## WHAT YOU HAVE TO DO
The answer must be every line of the records below that holds the word "java".

Data entries
************

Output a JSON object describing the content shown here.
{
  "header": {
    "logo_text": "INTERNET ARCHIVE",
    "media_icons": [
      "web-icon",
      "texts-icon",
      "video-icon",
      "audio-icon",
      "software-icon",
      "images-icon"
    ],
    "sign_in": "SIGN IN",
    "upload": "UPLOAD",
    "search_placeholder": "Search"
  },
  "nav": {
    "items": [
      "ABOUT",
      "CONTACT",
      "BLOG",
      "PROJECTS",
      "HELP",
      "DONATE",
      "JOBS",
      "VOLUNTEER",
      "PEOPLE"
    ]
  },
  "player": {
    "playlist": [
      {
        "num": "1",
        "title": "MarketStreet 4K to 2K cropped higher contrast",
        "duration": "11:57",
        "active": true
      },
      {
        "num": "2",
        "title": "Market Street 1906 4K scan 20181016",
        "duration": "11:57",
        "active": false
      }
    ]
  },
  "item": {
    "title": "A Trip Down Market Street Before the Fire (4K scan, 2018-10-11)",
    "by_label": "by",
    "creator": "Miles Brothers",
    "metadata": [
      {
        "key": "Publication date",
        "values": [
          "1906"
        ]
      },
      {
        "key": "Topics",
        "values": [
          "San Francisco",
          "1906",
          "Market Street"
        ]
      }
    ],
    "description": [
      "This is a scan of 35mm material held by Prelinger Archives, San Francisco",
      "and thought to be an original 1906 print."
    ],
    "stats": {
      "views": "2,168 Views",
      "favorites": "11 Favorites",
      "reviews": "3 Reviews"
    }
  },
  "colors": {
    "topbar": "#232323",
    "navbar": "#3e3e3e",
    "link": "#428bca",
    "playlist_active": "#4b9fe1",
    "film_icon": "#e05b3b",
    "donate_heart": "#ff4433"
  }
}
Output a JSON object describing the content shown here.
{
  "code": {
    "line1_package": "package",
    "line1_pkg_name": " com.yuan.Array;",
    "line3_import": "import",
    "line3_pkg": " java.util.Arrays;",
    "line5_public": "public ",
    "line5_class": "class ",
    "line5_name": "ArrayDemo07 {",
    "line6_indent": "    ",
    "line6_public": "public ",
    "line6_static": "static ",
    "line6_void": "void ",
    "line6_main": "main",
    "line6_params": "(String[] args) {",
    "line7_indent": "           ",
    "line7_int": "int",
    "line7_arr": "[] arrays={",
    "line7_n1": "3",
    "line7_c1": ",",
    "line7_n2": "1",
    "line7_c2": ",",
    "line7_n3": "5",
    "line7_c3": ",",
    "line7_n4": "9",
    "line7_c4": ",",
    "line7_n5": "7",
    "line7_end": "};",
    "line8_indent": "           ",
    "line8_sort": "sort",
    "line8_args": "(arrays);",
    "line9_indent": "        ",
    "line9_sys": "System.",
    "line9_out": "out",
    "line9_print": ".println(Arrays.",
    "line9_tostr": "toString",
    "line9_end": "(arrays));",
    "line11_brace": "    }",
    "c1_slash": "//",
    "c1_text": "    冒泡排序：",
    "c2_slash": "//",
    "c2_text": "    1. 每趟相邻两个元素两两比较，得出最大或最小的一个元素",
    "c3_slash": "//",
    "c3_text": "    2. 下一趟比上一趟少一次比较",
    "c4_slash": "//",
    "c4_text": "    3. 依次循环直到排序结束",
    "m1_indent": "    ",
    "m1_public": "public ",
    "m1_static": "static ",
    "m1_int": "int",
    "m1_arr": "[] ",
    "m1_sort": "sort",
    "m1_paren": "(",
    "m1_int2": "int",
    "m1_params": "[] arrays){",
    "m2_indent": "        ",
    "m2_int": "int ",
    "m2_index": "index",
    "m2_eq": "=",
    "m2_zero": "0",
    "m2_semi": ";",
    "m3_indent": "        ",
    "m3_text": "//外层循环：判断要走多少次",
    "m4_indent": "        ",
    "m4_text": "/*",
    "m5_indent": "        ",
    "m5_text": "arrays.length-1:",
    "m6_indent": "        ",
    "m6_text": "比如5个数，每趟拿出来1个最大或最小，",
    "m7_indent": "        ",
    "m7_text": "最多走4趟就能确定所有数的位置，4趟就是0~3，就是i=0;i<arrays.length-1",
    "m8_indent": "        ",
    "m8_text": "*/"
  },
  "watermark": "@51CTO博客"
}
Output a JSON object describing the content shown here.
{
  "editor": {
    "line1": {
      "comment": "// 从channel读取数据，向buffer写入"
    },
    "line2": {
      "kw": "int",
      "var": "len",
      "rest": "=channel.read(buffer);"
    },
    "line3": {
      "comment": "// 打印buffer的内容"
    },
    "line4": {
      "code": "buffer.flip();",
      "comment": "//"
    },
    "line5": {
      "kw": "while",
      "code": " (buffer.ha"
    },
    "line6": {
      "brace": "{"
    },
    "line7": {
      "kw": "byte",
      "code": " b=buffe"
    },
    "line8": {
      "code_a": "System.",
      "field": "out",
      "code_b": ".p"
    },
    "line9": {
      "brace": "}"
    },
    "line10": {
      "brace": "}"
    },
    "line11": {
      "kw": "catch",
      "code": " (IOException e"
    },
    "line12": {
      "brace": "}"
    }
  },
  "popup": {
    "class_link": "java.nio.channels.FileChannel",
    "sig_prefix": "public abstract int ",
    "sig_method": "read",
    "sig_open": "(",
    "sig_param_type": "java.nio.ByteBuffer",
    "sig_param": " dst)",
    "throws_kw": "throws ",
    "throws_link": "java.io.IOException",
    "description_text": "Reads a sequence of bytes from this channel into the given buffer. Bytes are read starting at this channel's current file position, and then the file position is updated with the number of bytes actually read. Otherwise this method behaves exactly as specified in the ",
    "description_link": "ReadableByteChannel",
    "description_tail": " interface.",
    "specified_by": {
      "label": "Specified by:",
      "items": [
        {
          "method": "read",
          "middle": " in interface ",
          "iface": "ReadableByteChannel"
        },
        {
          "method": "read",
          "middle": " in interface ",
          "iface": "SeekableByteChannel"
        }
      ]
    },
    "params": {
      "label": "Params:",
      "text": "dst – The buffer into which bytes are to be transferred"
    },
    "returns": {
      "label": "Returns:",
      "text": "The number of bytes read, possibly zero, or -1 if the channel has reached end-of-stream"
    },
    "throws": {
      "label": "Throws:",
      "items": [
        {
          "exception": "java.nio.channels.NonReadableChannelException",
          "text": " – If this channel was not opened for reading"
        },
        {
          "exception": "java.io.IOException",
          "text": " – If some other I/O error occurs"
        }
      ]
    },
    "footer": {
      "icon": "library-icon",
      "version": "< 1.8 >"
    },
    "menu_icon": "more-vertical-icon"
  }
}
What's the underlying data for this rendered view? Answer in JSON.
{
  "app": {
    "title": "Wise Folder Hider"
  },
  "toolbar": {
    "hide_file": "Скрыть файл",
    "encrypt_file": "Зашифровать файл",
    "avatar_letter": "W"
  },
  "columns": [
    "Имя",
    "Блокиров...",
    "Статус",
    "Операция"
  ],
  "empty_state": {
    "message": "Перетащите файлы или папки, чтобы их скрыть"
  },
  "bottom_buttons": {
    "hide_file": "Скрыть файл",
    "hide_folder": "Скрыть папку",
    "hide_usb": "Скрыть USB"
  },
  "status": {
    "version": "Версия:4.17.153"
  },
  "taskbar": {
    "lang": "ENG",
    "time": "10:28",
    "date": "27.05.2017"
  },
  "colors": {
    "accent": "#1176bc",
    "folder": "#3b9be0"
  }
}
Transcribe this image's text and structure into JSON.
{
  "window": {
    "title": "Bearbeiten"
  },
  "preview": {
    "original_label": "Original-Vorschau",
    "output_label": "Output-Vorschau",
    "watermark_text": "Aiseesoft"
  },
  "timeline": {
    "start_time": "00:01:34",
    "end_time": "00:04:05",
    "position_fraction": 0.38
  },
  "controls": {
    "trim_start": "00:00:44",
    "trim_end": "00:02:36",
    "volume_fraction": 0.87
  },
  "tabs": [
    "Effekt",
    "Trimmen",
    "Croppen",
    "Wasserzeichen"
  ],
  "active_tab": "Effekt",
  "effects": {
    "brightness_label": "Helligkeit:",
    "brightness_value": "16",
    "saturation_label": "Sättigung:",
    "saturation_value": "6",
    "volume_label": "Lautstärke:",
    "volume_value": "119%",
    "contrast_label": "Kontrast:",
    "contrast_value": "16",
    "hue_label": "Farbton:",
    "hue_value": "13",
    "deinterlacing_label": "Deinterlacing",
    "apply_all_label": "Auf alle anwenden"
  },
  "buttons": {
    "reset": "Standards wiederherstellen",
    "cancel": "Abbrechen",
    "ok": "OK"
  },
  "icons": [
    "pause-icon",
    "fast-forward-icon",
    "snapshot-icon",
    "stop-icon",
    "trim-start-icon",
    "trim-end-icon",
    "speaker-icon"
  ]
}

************

## TASK ANSWER
    "line3_pkg": " java.util.Arrays;",
    "class_link": "java.nio.channels.FileChannel",
    "sig_param_type": "java.nio.ByteBuffer",
    "throws_link": "java.io.IOException",
          "exception": "java.nio.channels.NonReadableChannelException",
          "exception": "java.io.IOException",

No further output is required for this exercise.